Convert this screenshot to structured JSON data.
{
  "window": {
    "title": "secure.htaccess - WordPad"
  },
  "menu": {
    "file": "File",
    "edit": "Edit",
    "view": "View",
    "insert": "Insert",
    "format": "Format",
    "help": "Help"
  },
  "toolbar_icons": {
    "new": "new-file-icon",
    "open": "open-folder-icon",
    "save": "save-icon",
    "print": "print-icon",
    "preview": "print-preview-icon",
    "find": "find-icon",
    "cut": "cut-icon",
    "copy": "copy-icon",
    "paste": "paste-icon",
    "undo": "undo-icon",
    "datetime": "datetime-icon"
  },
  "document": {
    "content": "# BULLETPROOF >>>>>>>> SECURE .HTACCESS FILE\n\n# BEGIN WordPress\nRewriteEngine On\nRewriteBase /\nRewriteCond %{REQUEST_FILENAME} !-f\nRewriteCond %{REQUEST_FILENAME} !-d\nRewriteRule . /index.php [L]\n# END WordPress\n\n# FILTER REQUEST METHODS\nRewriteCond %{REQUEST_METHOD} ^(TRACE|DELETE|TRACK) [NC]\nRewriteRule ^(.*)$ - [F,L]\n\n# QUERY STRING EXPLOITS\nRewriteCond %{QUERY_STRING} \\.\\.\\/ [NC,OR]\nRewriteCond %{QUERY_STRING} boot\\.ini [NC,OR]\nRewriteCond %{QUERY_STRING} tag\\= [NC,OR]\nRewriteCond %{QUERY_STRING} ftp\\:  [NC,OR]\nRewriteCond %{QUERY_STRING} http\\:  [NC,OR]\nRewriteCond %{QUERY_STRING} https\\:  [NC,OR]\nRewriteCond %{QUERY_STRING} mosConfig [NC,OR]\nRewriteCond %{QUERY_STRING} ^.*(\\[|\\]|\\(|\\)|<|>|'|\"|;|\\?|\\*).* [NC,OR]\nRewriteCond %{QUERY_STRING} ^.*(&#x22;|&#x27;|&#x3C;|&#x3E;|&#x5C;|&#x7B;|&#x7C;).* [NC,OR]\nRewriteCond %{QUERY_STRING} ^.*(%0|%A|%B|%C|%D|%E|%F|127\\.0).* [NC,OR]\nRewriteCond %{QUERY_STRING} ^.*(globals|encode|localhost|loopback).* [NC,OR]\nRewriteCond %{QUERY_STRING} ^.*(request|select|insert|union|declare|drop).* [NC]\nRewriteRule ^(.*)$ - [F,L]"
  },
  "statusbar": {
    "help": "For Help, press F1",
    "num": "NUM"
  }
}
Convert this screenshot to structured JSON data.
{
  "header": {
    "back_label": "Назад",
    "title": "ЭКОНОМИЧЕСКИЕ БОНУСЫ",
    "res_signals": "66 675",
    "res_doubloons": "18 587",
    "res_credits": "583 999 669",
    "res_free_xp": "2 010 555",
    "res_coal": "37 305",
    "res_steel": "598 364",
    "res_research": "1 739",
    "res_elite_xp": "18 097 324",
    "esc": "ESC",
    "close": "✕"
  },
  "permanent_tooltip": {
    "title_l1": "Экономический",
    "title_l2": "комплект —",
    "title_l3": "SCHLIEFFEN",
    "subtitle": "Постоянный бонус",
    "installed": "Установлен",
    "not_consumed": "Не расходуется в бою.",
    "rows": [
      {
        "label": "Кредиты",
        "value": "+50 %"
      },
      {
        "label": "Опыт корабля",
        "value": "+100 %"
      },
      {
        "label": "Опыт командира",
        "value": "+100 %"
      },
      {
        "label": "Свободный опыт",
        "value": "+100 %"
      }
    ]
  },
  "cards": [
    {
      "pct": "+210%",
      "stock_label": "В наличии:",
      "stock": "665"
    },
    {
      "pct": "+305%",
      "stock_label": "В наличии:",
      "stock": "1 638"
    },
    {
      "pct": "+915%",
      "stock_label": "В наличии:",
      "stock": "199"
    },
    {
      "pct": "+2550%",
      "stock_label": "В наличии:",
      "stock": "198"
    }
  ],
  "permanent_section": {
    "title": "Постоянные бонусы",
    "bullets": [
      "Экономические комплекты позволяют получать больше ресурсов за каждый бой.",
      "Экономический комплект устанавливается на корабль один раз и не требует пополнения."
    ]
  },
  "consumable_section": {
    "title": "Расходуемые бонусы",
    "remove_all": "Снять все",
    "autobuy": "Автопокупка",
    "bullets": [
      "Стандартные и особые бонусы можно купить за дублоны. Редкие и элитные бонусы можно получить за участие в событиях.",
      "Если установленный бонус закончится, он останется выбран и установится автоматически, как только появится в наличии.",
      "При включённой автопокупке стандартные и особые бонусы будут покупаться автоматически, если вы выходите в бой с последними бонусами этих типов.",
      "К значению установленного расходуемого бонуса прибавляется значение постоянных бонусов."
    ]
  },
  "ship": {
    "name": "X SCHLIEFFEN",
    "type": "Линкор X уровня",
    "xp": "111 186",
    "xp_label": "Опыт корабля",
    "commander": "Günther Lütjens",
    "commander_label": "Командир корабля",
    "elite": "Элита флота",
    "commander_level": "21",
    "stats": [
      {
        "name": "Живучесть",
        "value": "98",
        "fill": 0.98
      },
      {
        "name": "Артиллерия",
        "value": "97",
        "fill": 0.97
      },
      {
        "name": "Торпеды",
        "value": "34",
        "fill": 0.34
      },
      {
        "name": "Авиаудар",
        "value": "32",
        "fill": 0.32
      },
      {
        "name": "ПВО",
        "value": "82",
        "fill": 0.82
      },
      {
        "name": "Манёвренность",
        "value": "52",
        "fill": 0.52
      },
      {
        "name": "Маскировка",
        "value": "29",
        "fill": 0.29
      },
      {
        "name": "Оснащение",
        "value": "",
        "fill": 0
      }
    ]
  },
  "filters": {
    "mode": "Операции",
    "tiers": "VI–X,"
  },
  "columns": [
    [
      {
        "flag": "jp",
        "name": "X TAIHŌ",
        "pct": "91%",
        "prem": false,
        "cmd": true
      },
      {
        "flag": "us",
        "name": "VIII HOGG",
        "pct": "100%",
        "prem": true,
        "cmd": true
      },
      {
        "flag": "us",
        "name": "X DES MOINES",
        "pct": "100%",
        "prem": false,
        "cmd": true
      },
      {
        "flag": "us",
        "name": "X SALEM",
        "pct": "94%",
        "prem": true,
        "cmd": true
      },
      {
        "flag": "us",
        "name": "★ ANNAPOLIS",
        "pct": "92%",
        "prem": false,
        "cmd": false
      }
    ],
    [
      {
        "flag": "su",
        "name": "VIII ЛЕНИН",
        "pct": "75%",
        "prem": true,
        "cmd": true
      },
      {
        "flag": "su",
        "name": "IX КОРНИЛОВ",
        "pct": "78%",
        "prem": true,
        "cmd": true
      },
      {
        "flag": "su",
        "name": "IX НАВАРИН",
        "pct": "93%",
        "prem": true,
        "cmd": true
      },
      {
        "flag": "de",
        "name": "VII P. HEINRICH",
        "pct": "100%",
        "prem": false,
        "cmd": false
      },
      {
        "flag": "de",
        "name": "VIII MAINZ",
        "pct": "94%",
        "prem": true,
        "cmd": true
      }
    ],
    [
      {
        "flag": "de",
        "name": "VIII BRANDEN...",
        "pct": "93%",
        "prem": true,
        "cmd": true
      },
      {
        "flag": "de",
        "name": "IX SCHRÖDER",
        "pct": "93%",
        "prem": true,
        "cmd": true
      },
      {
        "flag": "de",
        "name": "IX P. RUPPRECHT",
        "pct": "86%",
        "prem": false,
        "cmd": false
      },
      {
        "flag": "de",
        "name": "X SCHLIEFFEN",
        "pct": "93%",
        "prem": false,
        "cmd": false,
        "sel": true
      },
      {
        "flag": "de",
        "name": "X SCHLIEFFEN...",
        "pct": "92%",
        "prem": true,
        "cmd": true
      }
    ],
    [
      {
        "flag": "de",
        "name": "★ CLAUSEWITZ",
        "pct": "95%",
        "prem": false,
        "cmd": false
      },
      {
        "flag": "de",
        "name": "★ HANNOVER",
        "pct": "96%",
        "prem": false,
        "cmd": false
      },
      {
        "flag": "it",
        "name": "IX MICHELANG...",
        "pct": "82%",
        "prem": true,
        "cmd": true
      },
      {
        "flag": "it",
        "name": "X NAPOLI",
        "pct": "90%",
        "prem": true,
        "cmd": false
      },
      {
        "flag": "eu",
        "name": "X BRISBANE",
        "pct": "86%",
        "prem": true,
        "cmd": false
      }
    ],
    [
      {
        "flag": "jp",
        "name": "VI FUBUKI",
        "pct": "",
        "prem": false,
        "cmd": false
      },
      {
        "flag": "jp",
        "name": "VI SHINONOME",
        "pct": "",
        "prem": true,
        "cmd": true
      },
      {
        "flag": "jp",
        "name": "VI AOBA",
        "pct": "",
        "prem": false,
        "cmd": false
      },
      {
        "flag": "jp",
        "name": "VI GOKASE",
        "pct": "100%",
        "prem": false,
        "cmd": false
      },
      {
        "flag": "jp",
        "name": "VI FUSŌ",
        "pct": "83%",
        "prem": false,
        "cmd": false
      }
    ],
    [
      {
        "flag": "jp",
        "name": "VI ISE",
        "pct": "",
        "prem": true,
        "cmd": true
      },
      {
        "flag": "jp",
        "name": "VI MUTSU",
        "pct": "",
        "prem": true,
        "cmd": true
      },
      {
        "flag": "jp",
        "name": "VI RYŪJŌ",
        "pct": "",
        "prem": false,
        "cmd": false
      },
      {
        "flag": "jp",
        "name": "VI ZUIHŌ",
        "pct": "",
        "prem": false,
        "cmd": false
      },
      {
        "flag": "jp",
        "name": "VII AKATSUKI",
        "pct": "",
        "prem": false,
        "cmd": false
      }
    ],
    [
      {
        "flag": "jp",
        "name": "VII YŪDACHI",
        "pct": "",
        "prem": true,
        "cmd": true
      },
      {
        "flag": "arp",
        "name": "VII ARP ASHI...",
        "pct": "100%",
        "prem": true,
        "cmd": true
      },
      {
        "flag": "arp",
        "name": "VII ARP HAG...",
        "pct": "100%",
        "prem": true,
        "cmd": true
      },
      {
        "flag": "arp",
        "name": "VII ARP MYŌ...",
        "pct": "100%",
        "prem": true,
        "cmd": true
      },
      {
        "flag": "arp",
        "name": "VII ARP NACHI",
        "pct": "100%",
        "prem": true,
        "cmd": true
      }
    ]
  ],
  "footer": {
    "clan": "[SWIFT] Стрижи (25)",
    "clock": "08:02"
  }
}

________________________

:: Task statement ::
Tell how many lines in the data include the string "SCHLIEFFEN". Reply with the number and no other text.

:: Result of the task ::
4